THE MEN O’ ‘39
Come all you Pincher Kiddies and all long distance men,
You may be over in this land, nine years or maybe ten,
You may have tramped this country o’er from Plymouth to the Tyne,
But there’s not a word about the boys sir came in ‘39.
There’s not a word about the lads from old Kinsale,
And took the road to Dublin; from Dun Laoghaire they did sail.
The man up in the Globe Hotel, he gave them the ‘o’grand’,
Saying, good luck upon you Paddy, with the passport in your hand.
Some of those Pincher Kiddies came when England needed men,
His catchword was to catch for the famous Darky Finn.
To slave behind a mixer until your skin turned tanned,
And to say, good on you Paddy, with the passport in your hand.
Now all of you who stayed at home and never crossed the pond,
And didn’t work for Wimpey, McAlpine or John Laing,
Or slave behind a mixer until your skin is tanned,
And to say goodbye to you Paddy, with your passport in your hand.
We’ll let the jury decide that one…
There was also another verse in the McAlpine’s Fusiliers song that wasn’t used as part of the release. Old timers have said that they often used this verse as the second one to last.
It refers to the common practice on big jobs of bringing in a Catholic priest on a Sunday to say mass for the men who had to work.
As this verse shows the Foremen and ganger men were not always too pleased with this practice.
And it came to pass, we should go to mass
On the Immaculate Conception
The foreman met us at the gate
And gave us a terrible reception
“Get down the sewers, ye Kerry hoors
And never mind your prayers
For the only God is a well filled hod
With McAlpine’s Fusiliers
So it seems that Dominic Behan had a huge amount of material to work with and in fairness to him he was a prolific songwriter and he did rearrange the words, tidy things up and compose a very good, rousing song. The melody he used was a speeded up version of the haunting tune that accompanied the song The Foggy Dew.
Ronnie Drew, Dominic Behan, Martin Henry and very few of those men who worked on those huge construction projects are still alive, so the question will probably always remain a mystery regarding who wrote the words to ‘McAlpine’s Fusiliers?’
But if any of you readers ever venture around the south Sligo-east Mayo border and pop into towns with names like Rooskey, Cloontia or Sheskeen and ask the locals who wrote the words to McAlpine’s Fusileers the answer will be a resounding – Martin Henry.

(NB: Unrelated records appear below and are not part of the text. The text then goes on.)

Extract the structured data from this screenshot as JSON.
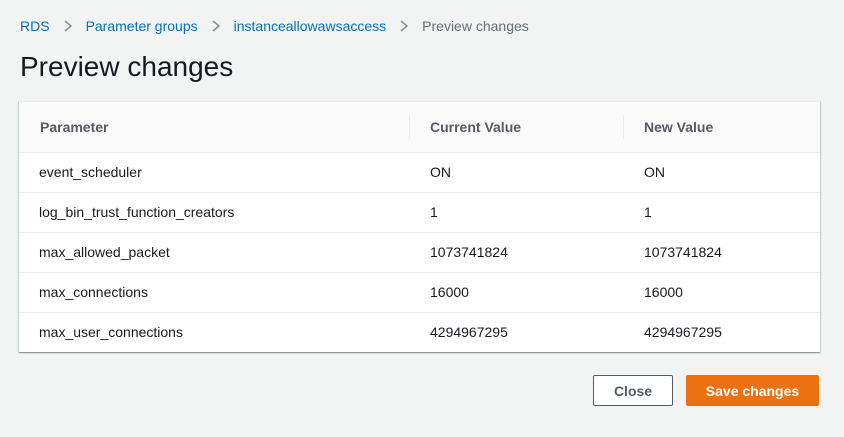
{
  "breadcrumb": {
    "items": [
      "RDS",
      "Parameter groups",
      "instanceallowawsaccess"
    ],
    "current": "Preview changes"
  },
  "page_title": "Preview changes",
  "table": {
    "headers": [
      "Parameter",
      "Current Value",
      "New Value"
    ],
    "rows": [
      [
        "event_scheduler",
        "ON",
        "ON"
      ],
      [
        "log_bin_trust_function_creators",
        "1",
        "1"
      ],
      [
        "max_allowed_packet",
        "1073741824",
        "1073741824"
      ],
      [
        "max_connections",
        "16000",
        "16000"
      ],
      [
        "max_user_connections",
        "4294967295",
        "4294967295"
      ]
    ]
  },
  "buttons": {
    "close_label": "Close",
    "save_label": "Save changes"
  },
  "colors": {
    "link": "#0073bb",
    "primary": "#ec7211",
    "background": "#f2f3f3"
  },
  "icons": {
    "separator": "chevron-right-icon"
  }
}
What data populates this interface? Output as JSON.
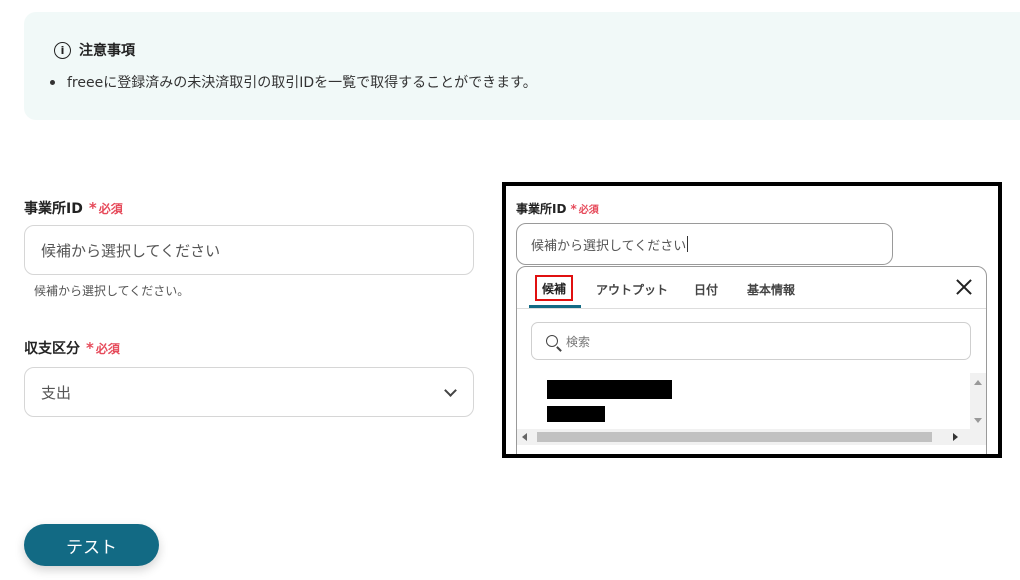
{
  "notice": {
    "title": "注意事項",
    "items": [
      "freeeに登録済みの未決済取引の取引IDを一覧で取得することができます。"
    ]
  },
  "form": {
    "office_id": {
      "label": "事業所ID",
      "required_mark": "*",
      "required_text": "必須",
      "placeholder": "候補から選択してください",
      "hint": "候補から選択してください。"
    },
    "income_type": {
      "label": "収支区分",
      "required_mark": "*",
      "required_text": "必須",
      "value": "支出"
    },
    "test_button": "テスト"
  },
  "inset": {
    "label": "事業所ID",
    "required_mark": "*",
    "required_text": "必須",
    "input_value": "候補から選択してください",
    "tabs": [
      "候補",
      "アウトプット",
      "日付",
      "基本情報"
    ],
    "active_tab": "候補",
    "search_placeholder": "検索"
  },
  "colors": {
    "accent": "#126a84",
    "required": "#e64a5a",
    "notice_bg": "#f1f9f8",
    "highlight": "#e01010"
  }
}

If you mention the name Dominic Behan, they will say, “The man from Dublin popularised it, but our own Martin Henry wrote it!” n